Anthropologie, your call centers suck right now. Your phone CS reps are under-trained and under-empowered. I know the store policies better than they do. The reps can't make any important decisions without consulting a manager. They are clearly not directed to put the customer first.

A premium service company worth their salt would never tell me they're waiving shipping as a "one-time courtesy." They would do it, they would do it with pleasure, and they'd let me know they appreciate my business. Here's my one-time courtesy warning to you: step it up, train your reps better, or my money is flowing elsewhere.

Speaking of shipping costs, can I be frank Anthropologie? It's ludicrous that you still charge shipping on your online orders. Ridiculous. I realize you think it's a profit center but I think you're wrong. When I have people not even very familiar with Anthropologie telling me they never order from your website because you charge shipping, that's a huge problem. When I can't pull the trigger with a highly-coveted popback in my cart because of the shipping charge, that's a huge problem. When your sister companies give free shipping and you don't, that's a huge problem.

There have been experiments here and there with free shipping. I'm not sure those experiments are being run under the right conditions. They're typically over the weekend after new releases come out. They haven't lined up with sales in quite awhile.

I would bet my annual salary that if Anthropologie ran a Free Shipping on orders of $100+ for a quarter their DTC (direct-to-consumer) revenues would go up by 3% or more. And if they ran a Free Shipping, no minimum, in concert with a big sale week, I bet they'd go up another 2%.

As for charge/sends, for the love of everything holy I pray to the shopping gods that Anthropologie just does away with the shipping charge. Most stores waive it anyway because they know it's a dumb policy. Are you a premium services company or are you Wal-Mart? And by the way, even Wal-Mart offers free shipping. So does Saks Fifth Avenue. So does the Chanel store in Soho. So can you.

I touched on this in commentary above, but I'd love to see the price points of dresses and sweaters go down by $10-$25 on full-priced items. It would make me open my wallet more. Additionally, with spring being the season of beautiful dresses at Anthropologie how about a 15% off dresses promotion? While I'm dreaming I'd also like to vote for an accessories discount of some kind, say 15% off bags. Maybe make it in-store only to drive foot traffic first and then extend it online after a week or so.

I'm glad to see store events are coming back and would love to see a little carrot at those. J.Crew usually adds a 20% off discount to their private shopping events. Et tu, Anthro?

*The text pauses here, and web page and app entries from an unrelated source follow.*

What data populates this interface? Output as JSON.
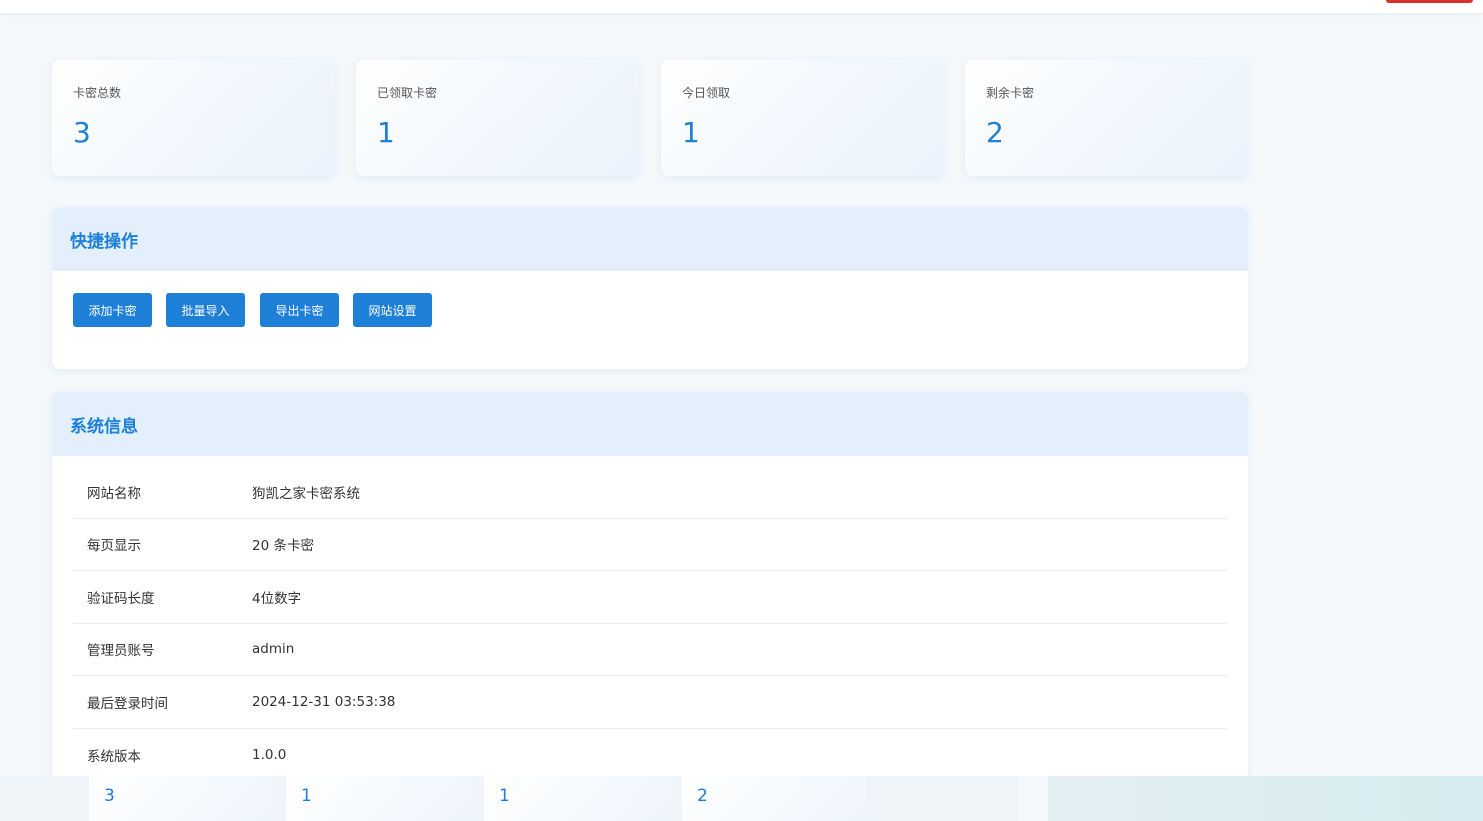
{
  "stats": [
    {
      "label": "卡密总数",
      "value": "3"
    },
    {
      "label": "已领取卡密",
      "value": "1"
    },
    {
      "label": "今日领取",
      "value": "1"
    },
    {
      "label": "剩余卡密",
      "value": "2"
    }
  ],
  "quick_actions": {
    "title": "快捷操作",
    "buttons": [
      "添加卡密",
      "批量导入",
      "导出卡密",
      "网站设置"
    ]
  },
  "system_info": {
    "title": "系统信息",
    "rows": [
      {
        "key": "网站名称",
        "value": "狗凯之家卡密系统"
      },
      {
        "key": "每页显示",
        "value": "20 条卡密"
      },
      {
        "key": "验证码长度",
        "value": "4位数字"
      },
      {
        "key": "管理员账号",
        "value": "admin"
      },
      {
        "key": "最后登录时间",
        "value": "2024-12-31 03:53:38"
      },
      {
        "key": "系统版本",
        "value": "1.0.0"
      }
    ]
  },
  "mini_stats": [
    "3",
    "1",
    "1",
    "2"
  ],
  "colors": {
    "accent": "#1e7fd6",
    "panel_header": "#e3f0fc",
    "page_bg": "#f4f8fb",
    "danger": "#d9302c"
  }
}
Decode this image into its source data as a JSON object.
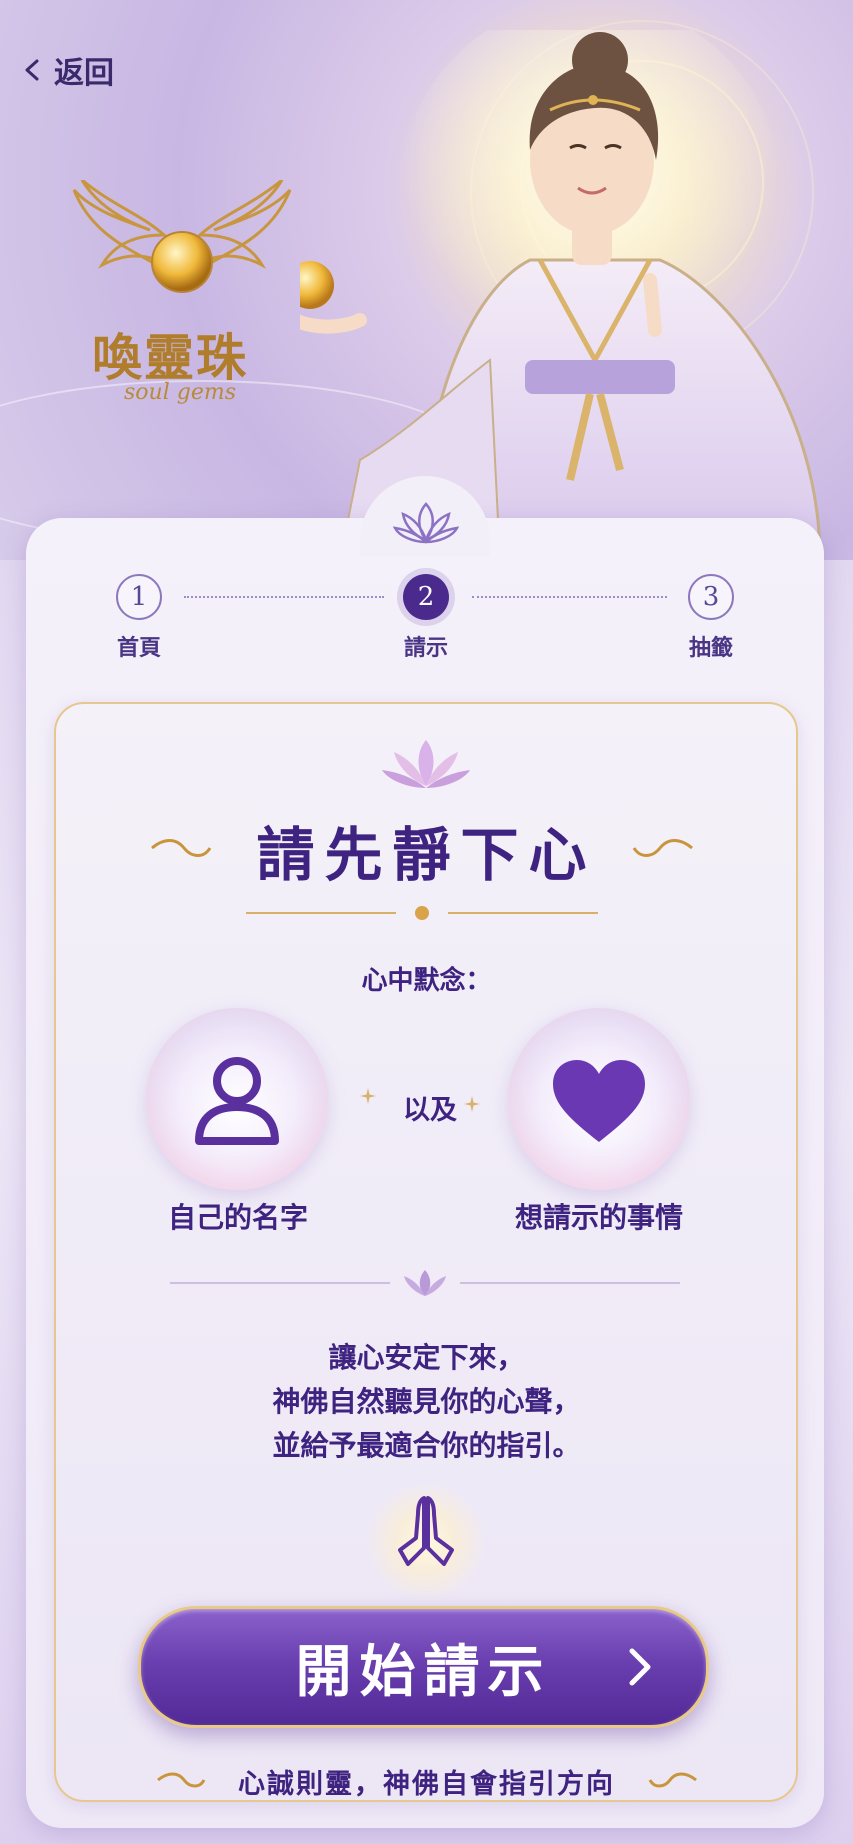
{
  "header": {
    "back_label": "返回"
  },
  "logo": {
    "title": "喚靈珠",
    "subtitle": "soul gems"
  },
  "stepper": {
    "steps": [
      {
        "number": "1",
        "label": "首頁",
        "active": false
      },
      {
        "number": "2",
        "label": "請示",
        "active": true
      },
      {
        "number": "3",
        "label": "抽籤",
        "active": false
      }
    ]
  },
  "main": {
    "title": "請先靜下心",
    "prompt": "心中默念：",
    "item_left": "自己的名字",
    "connector": "以及",
    "item_right": "想請示的事情",
    "message": [
      "讓心安定下來，",
      "神佛自然聽見你的心聲，",
      "並給予最適合你的指引。"
    ],
    "start_button": "開始請示",
    "footer": "心誠則靈，神佛自會指引方向"
  },
  "icons": [
    "back-chevron-icon",
    "wings-orb-logo-icon",
    "lotus-icon",
    "person-icon",
    "heart-icon",
    "praying-hands-icon",
    "chevron-right-icon"
  ],
  "colors": {
    "primary": "#4b2a8e",
    "accent_gold": "#e5c88f",
    "text": "#3f2380",
    "button_top": "#8b62cc",
    "button_bottom": "#522a97"
  }
}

If prices on full-price items continue to trend upwards then we need to talk materials. I expect silk in anything over $100. I prefer cotton in most of my tops to rayon. (I do understand the allure of poly tops in the summer.) I am not paying $198 for something made from the unholy trinity of polyester, spandex and acrylic. Jersey is meant to be made from cotton. Merino doesn't pill when it's made from long fibers. Same for cashmere. Angora is better than acrylic, merino is better than angora, cashmere trumps them all.

If an item is machine washable I expect it to come out of the wash -- and the dryer!! -- looking just as good as it did beforehand. I know most in the community prefer machine washable items whenever possible. I'm ambivalent, I don't mind dry cleaning for well-made items.

More work clothing please! Dresses, tops, and pants I can wear to work. Classics with an Anthro twist. My wallet is ready.

I've got tons more ideas but that's a great start. Community, are you excited by the latest quarterly results? What do you make of the commentary? What suggestions do you have for the Anthropologie leadership?

Further reading:
Urban Outfitters Management Discusses Q4 2013 Results - Earnings Call Transcript -- Seeking Alpha
Urban Outfitters Reports a 104% Jump in Q4 Operating Profit - Marketwatch
Urban Outfitters doubles profit on sales, margins - Marketwatch